Premium and Enterprise members have the option of reducing the delay of their streams from the source to their viewers by enabling low-latency streaming in their event settings.
This feature is currently in a beta test. If you would like to be opted into the beta test, please contact support.
When you create a new event (or open an existing recurring event), you will be brought to the live settings page, with the Event tab open by default. Below this tab is where you can find the Low-latency streaming toggle switch.
If you toggle it on, the delay of your stream from the source to your viewers will be reduced to less than 10 seconds (without it, latency can range from 15-25 seconds).

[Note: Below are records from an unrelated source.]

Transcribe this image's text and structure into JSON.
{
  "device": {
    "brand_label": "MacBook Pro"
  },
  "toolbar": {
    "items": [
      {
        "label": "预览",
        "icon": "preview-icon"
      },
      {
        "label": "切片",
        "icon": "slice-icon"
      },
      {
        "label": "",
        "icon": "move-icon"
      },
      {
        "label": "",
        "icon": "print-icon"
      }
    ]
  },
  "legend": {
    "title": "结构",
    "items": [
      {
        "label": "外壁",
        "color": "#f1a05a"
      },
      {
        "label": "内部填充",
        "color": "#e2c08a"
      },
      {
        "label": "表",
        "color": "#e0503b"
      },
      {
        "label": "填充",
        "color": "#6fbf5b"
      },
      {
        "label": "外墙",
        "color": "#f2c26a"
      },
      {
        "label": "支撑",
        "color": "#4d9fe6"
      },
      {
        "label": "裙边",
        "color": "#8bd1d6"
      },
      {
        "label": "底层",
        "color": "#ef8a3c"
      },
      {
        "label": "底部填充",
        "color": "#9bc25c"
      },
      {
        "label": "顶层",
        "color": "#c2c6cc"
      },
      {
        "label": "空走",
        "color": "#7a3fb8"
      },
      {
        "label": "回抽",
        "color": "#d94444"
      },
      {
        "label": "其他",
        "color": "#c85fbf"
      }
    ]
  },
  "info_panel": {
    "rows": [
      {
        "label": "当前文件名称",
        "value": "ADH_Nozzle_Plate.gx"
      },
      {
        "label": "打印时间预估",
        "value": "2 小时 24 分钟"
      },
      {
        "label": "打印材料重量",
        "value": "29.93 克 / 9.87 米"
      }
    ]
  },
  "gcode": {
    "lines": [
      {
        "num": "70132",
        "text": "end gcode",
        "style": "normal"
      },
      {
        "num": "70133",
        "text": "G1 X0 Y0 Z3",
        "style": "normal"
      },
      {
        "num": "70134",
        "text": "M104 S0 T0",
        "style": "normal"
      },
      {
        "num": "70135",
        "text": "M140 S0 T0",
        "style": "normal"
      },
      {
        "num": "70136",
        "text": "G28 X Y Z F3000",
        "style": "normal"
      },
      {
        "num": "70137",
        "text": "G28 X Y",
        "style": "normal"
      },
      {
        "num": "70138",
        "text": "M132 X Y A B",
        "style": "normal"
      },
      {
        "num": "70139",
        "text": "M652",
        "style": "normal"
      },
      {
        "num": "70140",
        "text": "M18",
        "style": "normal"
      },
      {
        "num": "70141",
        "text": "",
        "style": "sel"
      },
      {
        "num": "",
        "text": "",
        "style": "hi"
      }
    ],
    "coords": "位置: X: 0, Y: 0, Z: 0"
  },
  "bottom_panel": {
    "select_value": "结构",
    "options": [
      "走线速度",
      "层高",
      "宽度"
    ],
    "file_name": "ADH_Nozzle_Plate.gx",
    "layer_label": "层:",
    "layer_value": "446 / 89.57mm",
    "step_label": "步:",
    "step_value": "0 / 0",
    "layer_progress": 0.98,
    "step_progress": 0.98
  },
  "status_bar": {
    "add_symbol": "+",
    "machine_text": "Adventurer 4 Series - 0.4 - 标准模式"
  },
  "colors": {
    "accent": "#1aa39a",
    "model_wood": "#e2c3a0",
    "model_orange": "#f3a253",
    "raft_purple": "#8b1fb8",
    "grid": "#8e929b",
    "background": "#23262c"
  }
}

- If you enable low-latency streaming, you will not be able to enable auto closed captions and vice versa.
- If your organization also utilizes the corporate eCDN feature on the account, this will override the low-latency setting on your event. Currently, these features cannot be used together. If you wish to disable eCDN in order to use low latency, please contact us.

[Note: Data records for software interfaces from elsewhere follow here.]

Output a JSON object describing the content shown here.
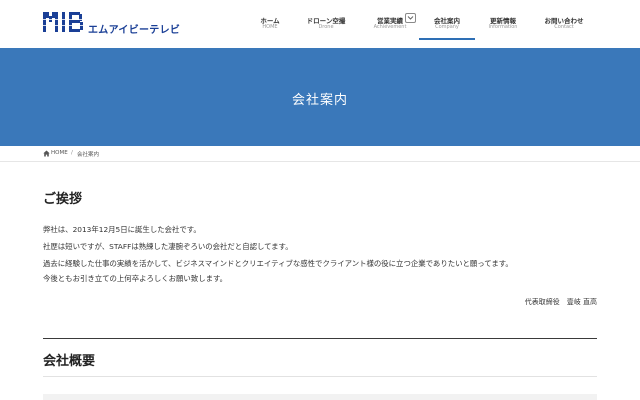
{
  "header": {
    "logo_text": "エムアイビーテレビ",
    "nav": [
      {
        "jp": "ホーム",
        "en": "HOME"
      },
      {
        "jp": "ドローン空撮",
        "en": "Drone"
      },
      {
        "jp": "営業実績",
        "en": "Achievement"
      },
      {
        "jp": "会社案内",
        "en": "Company"
      },
      {
        "jp": "更新情報",
        "en": "Information"
      },
      {
        "jp": "お問い合わせ",
        "en": "Contact"
      }
    ],
    "active_item": "Company"
  },
  "banner": {
    "title": "会社案内"
  },
  "breadcrumb": {
    "home": "HOME",
    "separator": "/",
    "current": "会社案内"
  },
  "greeting": {
    "title": "ご挨拶",
    "lines": [
      "弊社は、2013年12月5日に誕生した会社です。",
      "社歴は短いですが、STAFFは熟練した凄腕ぞろいの会社だと自認してます。",
      "過去に経験した仕事の実績を活かして、ビジネスマインドとクリエイティブな感性でクライアント様の役に立つ企業でありたいと願ってます。",
      "今後ともお引き立ての上何卒よろしくお願い致します。"
    ],
    "signature": "代表取締役　壹岐 直高"
  },
  "overview": {
    "title": "会社概要"
  },
  "colors": {
    "brand": "#1a3f96",
    "banner": "#3a78ba",
    "accent_underline": "#2e6fb5"
  },
  "icons": {
    "breadcrumb_home": "home-icon",
    "dropdown": "chevron-down-icon"
  }
}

If you enable low-latency streaming for a recurring event, the setting will remain on for all future streams to that event (unless you manually disable it). Low-latency streaming cannot be turned on or off mid-event; you would need to toggle the switch before you start streaming.
What contributes to latency?
Latency--which is the term we use to refer to the time the camera captures the content to the time your viewers see it--has many varying factors that contribute to it. It generally comes down to the relationship between network congestion, CPU resources, and the stream’s quality (bitrate and resolution) throughout the stream’s journey from the source to the player.
A typical stream works like this:
- Production workflow: This is your camera(s), video mixer, encoder, everything that you set up locally to produce your stream. It could be as simple as a webcam using our browser encoder or as complex as an external encoder with multiple camera inputs. The main factors here for latency are your encoder’s CPU capacity and network speed/bandwidth.
- Vimeo processes the stream: We ingest and decode the incoming stream, then re-encode it into multiple qualities and a more consumable format for viewing. The low-latency toggle does not impact this process.
- CDN sends content to the player: We use content delivery networks (CDNs) to distribute your content all over the world to then playback in the Vimeo player. As part of this process, the player keeps a certain amount of content pre-loaded (or “buffered”) to ensure a smooth playback experience should there be a network-related slowdown prior to this point. Enabling low-latency streaming will reduce the amount of content the player has prepared prior to playing back to the viewer.
At any point in this process, there is potential for stream back-up and network slowdown, which could be outside of your or Vimeo’s control. When we build up a buffer in the player, that allows time for any network-related slowdowns to catch up if while still providing a smoother and high-quality playback experience for the viewer even if they are a little further behind. This also allows the player to download the highest possible quality when all systems are functioning without delay.
Why wouldn't I always use low latency mode?
We know our users are eager to reduce the delay of their live events to their viewers. However, there is a trade-off when enabling low-latency, in that when your stream moves from your encoder to our ingest servers and CDN to your viewers, it skips some of the steps we’d otherwise take to ensure a reliable and high-quality viewer experience.
Regardless of the latency setting, the player will create different qualities and pre-load video in the player before displaying it to the viewer. The difference between default latency and low latency is how much of the video is pre-loaded and prepared (also referred to as buffered) for playback. With low latency enabled, the player prepares less content at a more frequent rate, which can create less margin for error should there be a network issue in the process.
Your viewers may also see a reduction in video quality if there are network slowdowns in the process that prevent the player from quickly adapting to the highest possible bitrate if the highest quality isn’t yet buffered. Keeping the default latency setting would allow more time for higher-quality video to load.
If your content is more time-sensitive and/or requires closer to real-time interaction with your audience, that’s the ideal use case for enabling low latency. However, be mindful that if there is network congestion or CPU limitations along the way it’s more likely that your viewers will experience buffering or low-quality streaming in the player.
Events that do not need much interaction with viewers will not see any benefit of a low-latency stream, and as such we would recommend keeping low-latency turned off.
As always, we strongly recommend testing and rehearsing prior to your event.